Mara, who worked with Fincher briefly in The Social Network, where she had a small but key role as Erica Albright, Mark Zuckerberg’s (Jesse Eisenberg) plain-spoken girlfriend, landed the role as Salander, one of the most sought-after in Hollywood. Scarlett Johansson, Carey Mulligan and Natalie Portman were all rumoured to have auditioned.

“I never felt up against them,” said Mara, adding she knew the producers would either go with a big-name actor or someone lesser known, like her. “I wasn’t in the same sandbox as them so I didn’t feel like I beat out those people.”

Born Patricia — Rooney is her mother’s maiden name and her middle name — and raised a town outside New York City, Mara’s older sister, Kate, is also an actor. But football is the family business. Her family on both sides has affiliations with the New York Giants and the Pittsburgh Steelers.
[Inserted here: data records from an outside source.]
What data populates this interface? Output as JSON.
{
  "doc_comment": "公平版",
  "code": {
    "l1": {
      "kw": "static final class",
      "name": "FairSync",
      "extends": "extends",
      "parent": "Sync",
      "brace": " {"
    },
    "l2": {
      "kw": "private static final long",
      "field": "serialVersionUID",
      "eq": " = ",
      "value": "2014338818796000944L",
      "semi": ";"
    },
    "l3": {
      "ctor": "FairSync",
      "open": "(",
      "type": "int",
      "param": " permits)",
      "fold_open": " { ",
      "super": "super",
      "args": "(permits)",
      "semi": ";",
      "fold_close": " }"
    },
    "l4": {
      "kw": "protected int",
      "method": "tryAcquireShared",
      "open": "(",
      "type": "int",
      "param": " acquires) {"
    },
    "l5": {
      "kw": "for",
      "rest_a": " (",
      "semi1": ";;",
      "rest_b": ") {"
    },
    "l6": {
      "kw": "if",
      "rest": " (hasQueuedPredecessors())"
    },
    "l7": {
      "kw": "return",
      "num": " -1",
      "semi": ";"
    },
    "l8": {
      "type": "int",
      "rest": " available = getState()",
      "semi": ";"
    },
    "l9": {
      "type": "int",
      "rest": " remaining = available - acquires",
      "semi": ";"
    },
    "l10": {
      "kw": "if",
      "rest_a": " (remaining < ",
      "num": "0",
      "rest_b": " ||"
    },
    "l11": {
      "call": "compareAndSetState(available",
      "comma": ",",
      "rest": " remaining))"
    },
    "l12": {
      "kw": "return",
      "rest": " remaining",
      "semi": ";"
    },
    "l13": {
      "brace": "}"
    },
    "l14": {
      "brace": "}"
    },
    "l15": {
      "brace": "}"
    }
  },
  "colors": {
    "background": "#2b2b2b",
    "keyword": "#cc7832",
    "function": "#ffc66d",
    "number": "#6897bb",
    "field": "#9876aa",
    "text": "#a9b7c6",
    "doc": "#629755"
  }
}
Mara graduated from NYU last year after studying international social policy and non-profits and is founder of Uweze, an organization which aids orphans in Kenya.

She lives in Los Angeles but is pleased to be in New York for the holidays with family. She may also take in a movie: Mara hadn’t seen Dragon Tattoo when interviewed by the Star, preferring to see it with a regular paying audience opening weekend rather than a private screening or at a premiere when all eyes are on her.

The whirlwind press tours that have taken her to London, Stockholm and New York over the course of just three days to promote the movie are her least favourite part of the process. She’s anxious to get back to work and hopes that includes the second and third movies in Larsson’s Millennium series trilogy.

“I would be really sad not to do the other two movies. I don’t feel finished with the character,” said Mara. “I would love to get back to work. This part of it,” she adds of the press tours, “I really don’t enjoy this part of it. For someone like me, it feels very scary and vulnerable much more than anything I was asked to do on this movie. This part is daunting. The actual work isn’t.”